PROBLEM:
Write the data out again exactly and in full.

Page and application data records:

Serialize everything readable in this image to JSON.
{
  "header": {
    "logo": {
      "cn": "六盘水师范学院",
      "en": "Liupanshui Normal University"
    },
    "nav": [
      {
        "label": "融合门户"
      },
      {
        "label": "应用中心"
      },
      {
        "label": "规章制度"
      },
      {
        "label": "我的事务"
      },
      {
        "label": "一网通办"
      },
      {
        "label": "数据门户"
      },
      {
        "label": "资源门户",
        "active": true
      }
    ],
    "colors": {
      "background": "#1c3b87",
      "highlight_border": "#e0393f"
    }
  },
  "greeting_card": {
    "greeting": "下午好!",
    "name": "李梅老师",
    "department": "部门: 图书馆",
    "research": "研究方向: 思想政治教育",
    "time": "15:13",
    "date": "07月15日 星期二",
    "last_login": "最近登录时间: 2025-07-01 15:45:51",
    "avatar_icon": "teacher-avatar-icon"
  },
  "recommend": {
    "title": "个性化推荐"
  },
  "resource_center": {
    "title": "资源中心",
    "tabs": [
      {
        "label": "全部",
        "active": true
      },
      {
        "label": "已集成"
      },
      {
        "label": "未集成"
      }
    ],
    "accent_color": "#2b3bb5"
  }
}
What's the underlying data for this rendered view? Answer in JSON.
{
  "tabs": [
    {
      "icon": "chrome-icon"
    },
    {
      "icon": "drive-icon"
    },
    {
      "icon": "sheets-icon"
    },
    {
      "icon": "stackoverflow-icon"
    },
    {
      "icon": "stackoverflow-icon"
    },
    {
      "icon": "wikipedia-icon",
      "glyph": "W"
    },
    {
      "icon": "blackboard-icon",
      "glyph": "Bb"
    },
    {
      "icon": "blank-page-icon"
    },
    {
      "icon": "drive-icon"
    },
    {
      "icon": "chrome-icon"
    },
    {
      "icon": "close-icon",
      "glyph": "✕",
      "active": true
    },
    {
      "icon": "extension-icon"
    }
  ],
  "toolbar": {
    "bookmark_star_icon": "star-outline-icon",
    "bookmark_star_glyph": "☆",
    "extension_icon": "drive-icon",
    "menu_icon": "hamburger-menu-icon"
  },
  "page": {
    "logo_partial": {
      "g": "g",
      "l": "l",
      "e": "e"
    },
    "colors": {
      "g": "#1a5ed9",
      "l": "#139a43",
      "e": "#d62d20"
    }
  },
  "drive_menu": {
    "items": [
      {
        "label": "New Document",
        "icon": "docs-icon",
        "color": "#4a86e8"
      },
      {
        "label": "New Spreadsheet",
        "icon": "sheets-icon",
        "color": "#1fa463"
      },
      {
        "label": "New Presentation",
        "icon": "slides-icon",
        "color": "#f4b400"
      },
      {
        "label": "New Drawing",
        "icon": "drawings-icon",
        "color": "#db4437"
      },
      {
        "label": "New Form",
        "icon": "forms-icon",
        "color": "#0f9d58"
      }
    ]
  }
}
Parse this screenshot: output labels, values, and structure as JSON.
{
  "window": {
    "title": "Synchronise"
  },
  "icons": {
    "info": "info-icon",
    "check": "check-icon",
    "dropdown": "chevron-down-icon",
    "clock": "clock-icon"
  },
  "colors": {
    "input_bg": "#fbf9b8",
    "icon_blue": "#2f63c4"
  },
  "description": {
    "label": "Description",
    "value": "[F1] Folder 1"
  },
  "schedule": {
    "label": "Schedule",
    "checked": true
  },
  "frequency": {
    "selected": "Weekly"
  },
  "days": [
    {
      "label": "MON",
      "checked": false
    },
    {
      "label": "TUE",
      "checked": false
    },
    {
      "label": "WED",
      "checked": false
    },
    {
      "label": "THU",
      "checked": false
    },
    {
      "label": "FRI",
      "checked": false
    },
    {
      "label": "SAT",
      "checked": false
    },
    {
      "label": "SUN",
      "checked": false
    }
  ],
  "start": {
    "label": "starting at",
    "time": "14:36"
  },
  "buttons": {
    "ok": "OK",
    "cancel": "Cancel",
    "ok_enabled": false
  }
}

EXPECTED OUTPUT:
Serialize everything readable in this image to JSON.
{
  "header": {
    "logo": {
      "cn": "六盘水师范学院",
      "en": "Liupanshui Normal University"
    },
    "nav": [
      {
        "label": "融合门户"
      },
      {
        "label": "应用中心"
      },
      {
        "label": "规章制度"
      },
      {
        "label": "我的事务"
      },
      {
        "label": "一网通办"
      },
      {
        "label": "数据门户"
      },
      {
        "label": "资源门户",
        "active": true
      }
    ],
    "colors": {
      "background": "#1c3b87",
      "highlight_border": "#e0393f"
    }
  },
  "greeting_card": {
    "greeting": "下午好!",
    "name": "李梅老师",
    "department": "部门: 图书馆",
    "research": "研究方向: 思想政治教育",
    "time": "15:13",
    "date": "07月15日 星期二",
    "last_login": "最近登录时间: 2025-07-01 15:45:51",
    "avatar_icon": "teacher-avatar-icon"
  },
  "recommend": {
    "title": "个性化推荐"
  },
  "resource_center": {
    "title": "资源中心",
    "tabs": [
      {
        "label": "全部",
        "active": true
      },
      {
        "label": "已集成"
      },
      {
        "label": "未集成"
      }
    ],
    "accent_color": "#2b3bb5"
  }
}
What's the underlying data for this rendered view? Answer in JSON.
{
  "tabs": [
    {
      "icon": "chrome-icon"
    },
    {
      "icon": "drive-icon"
    },
    {
      "icon": "sheets-icon"
    },
    {
      "icon": "stackoverflow-icon"
    },
    {
      "icon": "stackoverflow-icon"
    },
    {
      "icon": "wikipedia-icon",
      "glyph": "W"
    },
    {
      "icon": "blackboard-icon",
      "glyph": "Bb"
    },
    {
      "icon": "blank-page-icon"
    },
    {
      "icon": "drive-icon"
    },
    {
      "icon": "chrome-icon"
    },
    {
      "icon": "close-icon",
      "glyph": "✕",
      "active": true
    },
    {
      "icon": "extension-icon"
    }
  ],
  "toolbar": {
    "bookmark_star_icon": "star-outline-icon",
    "bookmark_star_glyph": "☆",
    "extension_icon": "drive-icon",
    "menu_icon": "hamburger-menu-icon"
  },
  "page": {
    "logo_partial": {
      "g": "g",
      "l": "l",
      "e": "e"
    },
    "colors": {
      "g": "#1a5ed9",
      "l": "#139a43",
      "e": "#d62d20"
    }
  },
  "drive_menu": {
    "items": [
      {
        "label": "New Document",
        "icon": "docs-icon",
        "color": "#4a86e8"
      },
      {
        "label": "New Spreadsheet",
        "icon": "sheets-icon",
        "color": "#1fa463"
      },
      {
        "label": "New Presentation",
        "icon": "slides-icon",
        "color": "#f4b400"
      },
      {
        "label": "New Drawing",
        "icon": "drawings-icon",
        "color": "#db4437"
      },
      {
        "label": "New Form",
        "icon": "forms-icon",
        "color": "#0f9d58"
      }
    ]
  }
}
Parse this screenshot: output labels, values, and structure as JSON.
{
  "window": {
    "title": "Synchronise"
  },
  "icons": {
    "info": "info-icon",
    "check": "check-icon",
    "dropdown": "chevron-down-icon",
    "clock": "clock-icon"
  },
  "colors": {
    "input_bg": "#fbf9b8",
    "icon_blue": "#2f63c4"
  },
  "description": {
    "label": "Description",
    "value": "[F1] Folder 1"
  },
  "schedule": {
    "label": "Schedule",
    "checked": true
  },
  "frequency": {
    "selected": "Weekly"
  },
  "days": [
    {
      "label": "MON",
      "checked": false
    },
    {
      "label": "TUE",
      "checked": false
    },
    {
      "label": "WED",
      "checked": false
    },
    {
      "label": "THU",
      "checked": false
    },
    {
      "label": "FRI",
      "checked": false
    },
    {
      "label": "SAT",
      "checked": false
    },
    {
      "label": "SUN",
      "checked": false
    }
  ],
  "start": {
    "label": "starting at",
    "time": "14:36"
  },
  "buttons": {
    "ok": "OK",
    "cancel": "Cancel",
    "ok_enabled": false
  }
}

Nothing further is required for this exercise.